chapter  19
3 Pages

Final Thoughts

ByHarold Rosenbaum

Conductors must perform not only beautiful, sublime music, but also music that recounts past and present horrors and injustices. Conductors should beware of the antiphrasers—singers who do not see the finish line, but only recurring hurdles they must jump over, with no other goals in mind. Crescendo gestures should always be angled up, and cuing gestures and fermatas always down. Taking music at a slower pace at the beginning of the rehearsal process is clearly beneficial and recommended. As the singers become more and more comfortable with the notes, words, and rhythms, conductors will want to get closer and closer to the actual tempo. Composers will relish the fact that different performances of the same piece will have the imprints of multiple interpreters, and will sound somewhat distinct. There must be a respectable balance, however, between interpreting and remaining true to the intentions of the composer.

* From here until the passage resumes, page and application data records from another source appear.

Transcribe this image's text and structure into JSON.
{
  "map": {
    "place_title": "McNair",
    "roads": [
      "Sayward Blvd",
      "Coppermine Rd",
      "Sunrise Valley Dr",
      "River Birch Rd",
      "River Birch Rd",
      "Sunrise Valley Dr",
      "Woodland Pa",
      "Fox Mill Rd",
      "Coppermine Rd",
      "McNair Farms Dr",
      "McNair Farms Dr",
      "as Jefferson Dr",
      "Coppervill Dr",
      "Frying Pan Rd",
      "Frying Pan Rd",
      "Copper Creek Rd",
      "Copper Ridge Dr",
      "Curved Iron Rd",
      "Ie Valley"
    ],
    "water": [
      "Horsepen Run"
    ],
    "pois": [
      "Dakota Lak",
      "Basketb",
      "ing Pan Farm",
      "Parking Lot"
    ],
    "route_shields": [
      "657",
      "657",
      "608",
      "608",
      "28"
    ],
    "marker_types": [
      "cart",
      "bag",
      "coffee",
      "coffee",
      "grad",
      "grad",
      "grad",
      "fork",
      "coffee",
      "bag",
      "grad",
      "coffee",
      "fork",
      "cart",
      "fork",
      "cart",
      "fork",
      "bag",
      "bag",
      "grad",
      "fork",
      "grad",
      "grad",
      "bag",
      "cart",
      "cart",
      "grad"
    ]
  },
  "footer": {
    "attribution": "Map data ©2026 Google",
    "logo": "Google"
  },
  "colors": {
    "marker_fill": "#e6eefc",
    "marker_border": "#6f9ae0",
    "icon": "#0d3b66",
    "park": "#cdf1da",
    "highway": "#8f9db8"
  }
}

You must stay within the confines of what is perceived as the composer's wishes.